Event: Virtual Lecture: Mars on Earth


c/o National Astronomy Week Team
RAS, Burlington House, Picadilly



Starts:Tue 17th Nov 18:00


What does the study of Space bring to our own understanding of Earth? Join an expert panel in a session to discuss the differences between the two neighbours and explore with climate scientists what space exploration and satellite technology do to help us understand and protect our own home world. Panel includes Nick Attree (University of Stirling) Rachel Tilling (NASA Cryospheric Sciences) and and Mark Fox-Powell (Open University). 

** This event has run. You can view a recording on our YouTube Channel by clicking here.

About the Speakers:

Nick Attree

Nick is a postdoctoral researcher at the University of Stirling, working on thermal modelling in support of NASA's InSight mission to Mars. InSight is designed to measure subsurface temperatures up to 5m deep to determine the geothermal heat flow, as well as measure Mars-quakes! The group at Stirling is interested in the physical and mechanical properties of the upper regolith layers, past climate change, and how these affect the heat flow measurements. Nick previously worked at the Laboratoire d'Astrophysique de Marseille in France, using modelling and data from ESA's Rosetta spacecraft to explore the physical and mechanical properties of comet 67P, and completed his PhD at Queen Mary University of London on NASA's Cassini mission.

Rachel Tilling

Dr Tilling is a Research Scientist at the Cryospheric Sciences Laboratory at NASA Goddard Space Flight Center. She uses satellites to monitor changes in the ice cover of Earth's Polar regions. Her work has also included expeditions to the Arctic and Antarctic to take ground measurement for satellite validation. 

Mark Fox-Powell
Mark Fox-Powell

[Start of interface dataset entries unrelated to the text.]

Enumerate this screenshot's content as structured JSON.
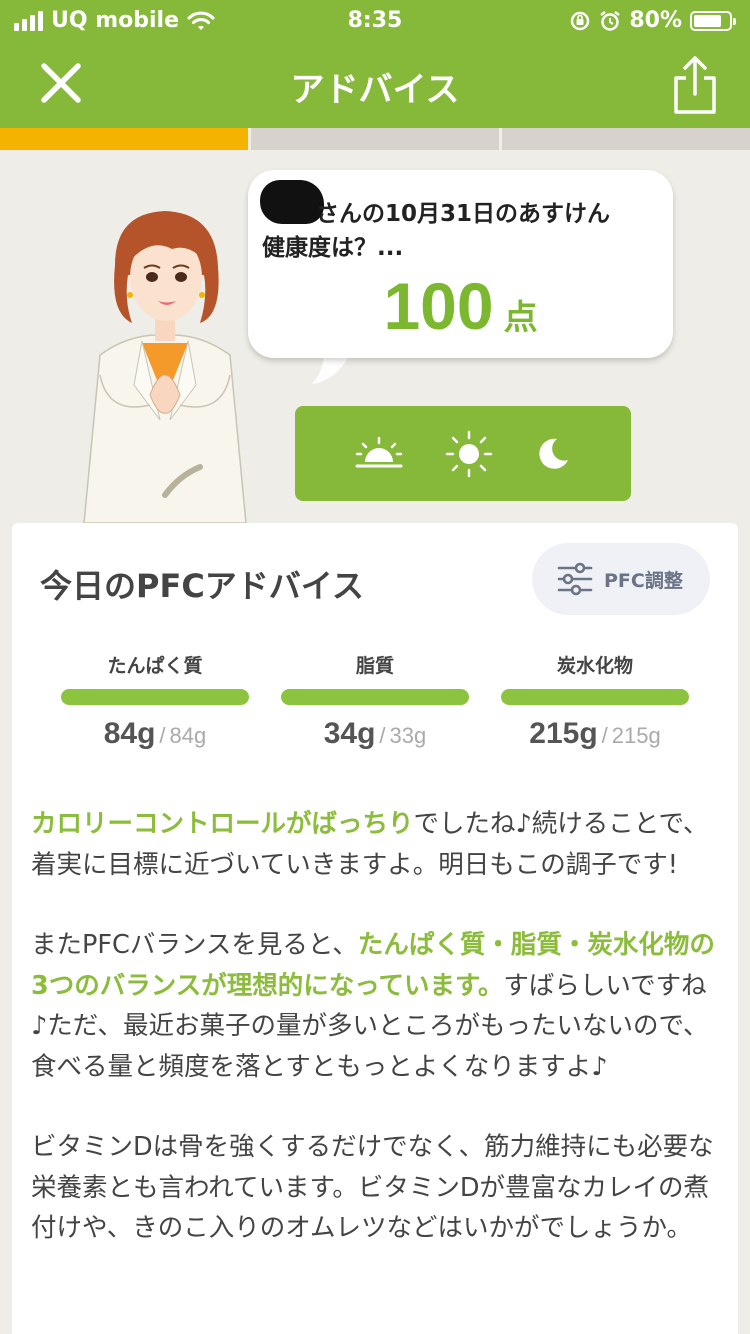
{
  "status_bar": {
    "carrier": "UQ mobile",
    "time": "8:35",
    "battery_text": "80%",
    "battery_level": 0.8
  },
  "nav": {
    "title": "アドバイス",
    "close_icon": "close-icon",
    "share_icon": "share-icon"
  },
  "progress": {
    "segments": 3,
    "active_index": 0,
    "active_color": "#f3b300"
  },
  "bubble": {
    "line1": "さんの10月31日のあすけん",
    "line2": "健康度は？...",
    "score": "100",
    "unit": "点"
  },
  "time_of_day": {
    "icons": [
      "sunrise-icon",
      "sun-icon",
      "moon-icon"
    ]
  },
  "card": {
    "title": "今日のPFCアドバイス",
    "pfc_button": "PFC調整",
    "nutrients": [
      {
        "label": "たんぱく質",
        "value": "84g",
        "separator": "/",
        "target": "84g",
        "fill": 1.0
      },
      {
        "label": "脂質",
        "value": "34g",
        "separator": "/",
        "target": "33g",
        "fill": 1.0
      },
      {
        "label": "炭水化物",
        "value": "215g",
        "separator": "/",
        "target": "215g",
        "fill": 1.0
      }
    ],
    "advice": {
      "p1_hl": "カロリーコントロールがばっちり",
      "p1_rest": "でしたね♪続けることで、着実に目標に近づいていきますよ。明日もこの調子です!",
      "p2_pre": "またPFCバランスを見ると、",
      "p2_hl": "たんぱく質・脂質・炭水化物の3つのバランスが理想的になっています。",
      "p2_rest": "すばらしいですね♪ただ、最近お菓子の量が多いところがもったいないので、食べる量と頻度を落とすともっとよくなりますよ♪",
      "p3": "ビタミンDは骨を強くするだけでなく、筋力維持にも必要な栄養素とも言われています。ビタミンDが豊富なカレイの煮付けや、きのこ入りのオムレツなどはいかがでしょうか。"
    }
  },
  "colors": {
    "brand_green": "#86b83a",
    "highlight_green": "#8cbc3b",
    "background": "#efede7"
  }
}
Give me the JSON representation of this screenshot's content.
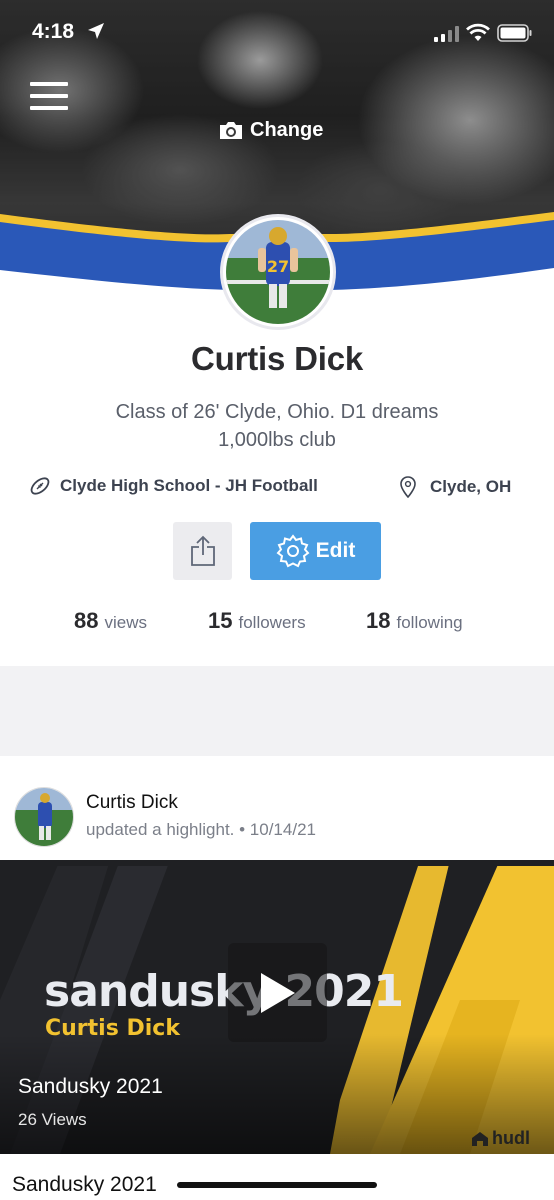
{
  "status_bar": {
    "time": "4:18"
  },
  "cover": {
    "change_label": "Change"
  },
  "profile": {
    "name": "Curtis Dick",
    "bio_line1": "Class of 26' Clyde, Ohio. D1 dreams",
    "bio_line2": "1,000lbs club",
    "team": "Clyde High School - JH Football",
    "location": "Clyde, OH",
    "edit_label": "Edit",
    "jersey_number": "27"
  },
  "stats": [
    {
      "value": "88",
      "label": "views"
    },
    {
      "value": "15",
      "label": "followers"
    },
    {
      "value": "18",
      "label": "following"
    }
  ],
  "feed": {
    "author": "Curtis Dick",
    "activity": "updated a highlight. • 10/14/21",
    "video": {
      "thumb_title": "sandusky 2021",
      "thumb_player": "Curtis Dick",
      "title": "Sandusky 2021",
      "views": "26 Views",
      "brand": "hudl"
    },
    "next_title": "Sandusky 2021"
  },
  "colors": {
    "primary_blue": "#4a9ee3",
    "banner_blue": "#2a58b8",
    "banner_gold": "#f2c230",
    "text_dark": "#2b2b2e",
    "text_muted": "#6b7080"
  },
  "icons": [
    "location-arrow-icon",
    "signal-icon",
    "wifi-icon",
    "battery-icon",
    "menu-icon",
    "camera-icon",
    "football-icon",
    "pin-icon",
    "share-icon",
    "gear-icon",
    "play-icon",
    "hudl-logo-icon"
  ]
}
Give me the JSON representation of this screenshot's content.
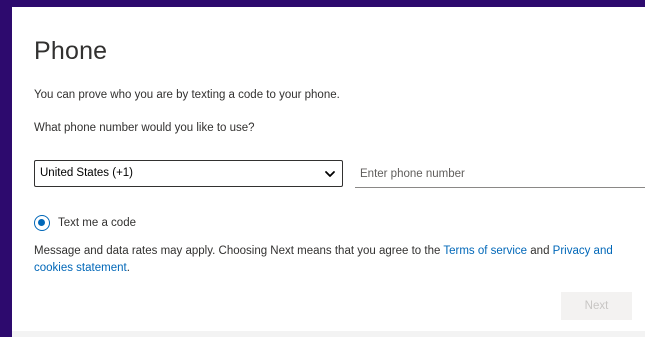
{
  "page": {
    "title": "Phone",
    "description": "You can prove who you are by texting a code to your phone.",
    "question": "What phone number would you like to use?"
  },
  "form": {
    "country_select_value": "United States (+1)",
    "phone_placeholder": "Enter phone number",
    "phone_value": "",
    "method_label": "Text me a code",
    "method_selected": true
  },
  "disclaimer": {
    "prefix": "Message and data rates may apply. Choosing Next means that you agree to the ",
    "terms_link": "Terms of service",
    "middle": " and ",
    "privacy_link": "Privacy and cookies statement",
    "suffix": "."
  },
  "actions": {
    "next_label": "Next"
  },
  "colors": {
    "background": "#2d0a6e",
    "accent": "#0067b8",
    "disabled_button_bg": "#f3f2f1",
    "disabled_button_text": "#c8c6c4"
  },
  "icons": {
    "select_chevron": "chevron-down-icon",
    "radio": "radio-selected-icon"
  }
}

Mark Fox-Powell is a Research Fellow with the AstrobiologyOU group at the Open University. He studies brines, which can resist freezing at sub-zero temperatures and are thought to exist across the solar system, including on Mars and in the icy shells of ocean worlds such as Europa (a moon of Jupiter). Mark is interested in processes involving ice and brine on other planetary bodies, such as “cryovolcanism”, and the potential for brines to provide habitats for extraterrestrial life. His work involves lab experiments, geochemical modelling and occasionally fieldwork to Arctic and sub-Arctic locations.

Hosts: Alastair Bruce (Dynamic Earth) & Shaaron Leverment (Science Centres)

Event Organisation